The ethical questions surrounding euthanasia are numerous, with the general understanding that even one’s own life is not at their disposal. Cryothanasia, however, presents a silver-lining against this argument. Instead of being an end in itself, cryothanasia acts as a means to an end, i.e. cryopreservation and consequent revival. Respecting individual autonomy, passive euthanasia is gradually being recognised. The primary argument that it is unethical for one to take their own life can be defeated by looking at the purpose sought to be served in the context of cryonics, which is to relieve the individual from pain, and extend their life – both of which promote and value life.
If an individual is allowed to opt for medical aid in death, which is in furtherance of an intention to achieve optimum cryopreservation, allowing the same would offer them a chance at a future life. When viewed through this lens, cryothanasia presents a compelling ethical argument in its favour.
Causing yet another ethical ripple is the idea of immortalising a person’s identity through mind uploading. The concept revolves around “backing up” a person’s consciousness, and “uploading” it in digital format to a machine or a humanoid. Proponents of mind uploading seek to divide the process into two: obtaining information from the brain; and emulation through artificial reconstruction. The complexity of the human brain and the sheer multiplicity of synaptic connections has not yet allowed for this theory to be put to test. But with companies such as Elon Musk’s Neuralink seeing the light of day, the ethical considerations of this technology become relevant.
A primary ethical question is with regards to the consciousness aspect of mind uploading: whether the resultant machine or Artificial Intelligence (AI) will contain the requisite emotional properties to make it a “person”. Arguments against AI have been stacked on the machine not being able to have or express emotions. AI now has the capability to learn from its functioning and perform advanced reasoning activities, ultimately exhibiting creativity and emotions. Another ethical question following mind uploading is the preservation of the identity of the individual. In a bid towards immortality, the retention of one’s personality appears to be a primary concern. Exploring this from the soul or the body criteria will yield answers in the negative as the consciousness emulated into a machine will not technically replicate the original body of the person, nor will it have a “soul”. Ethicists employing a functionalist view may be open to accepting that mind uploading paves the way for immortality, placing utility in the thought pattern generated by the machine. Thus continuity of the organic brain is not necessary to ensure the preservation of personal identity.

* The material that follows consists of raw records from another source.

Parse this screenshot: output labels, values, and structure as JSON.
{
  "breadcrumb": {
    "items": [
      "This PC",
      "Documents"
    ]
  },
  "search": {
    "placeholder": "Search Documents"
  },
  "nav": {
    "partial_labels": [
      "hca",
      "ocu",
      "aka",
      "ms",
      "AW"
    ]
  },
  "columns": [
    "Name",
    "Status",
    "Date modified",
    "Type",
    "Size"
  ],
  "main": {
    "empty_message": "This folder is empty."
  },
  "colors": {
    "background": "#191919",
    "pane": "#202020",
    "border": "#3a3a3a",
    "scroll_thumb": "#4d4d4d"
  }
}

A series of studies in 2018 on the ethics of mind upload technology resulted in a finding that age and familiarity with mind uploading themes act as important deciding factors in condemning or approving the technology. It was found that older people condemn mind upload as opposed to younger people. This pattern may be the result of the younger generation having a greater exposure to similar ideas and technologies.
Two sides to every tale
As with everything else in the world, it is unrealistic to expect total unanimity from bioethicists on life preserving and extending technology. Even though a majority of ethical concerns are positively addressed, there will always be elements on which they will remain divided. Having said that, bioethical scrutiny holds much value as it can help make the whole process of life science and longevity research more streamlined, conducted with the help of well-informed subjects.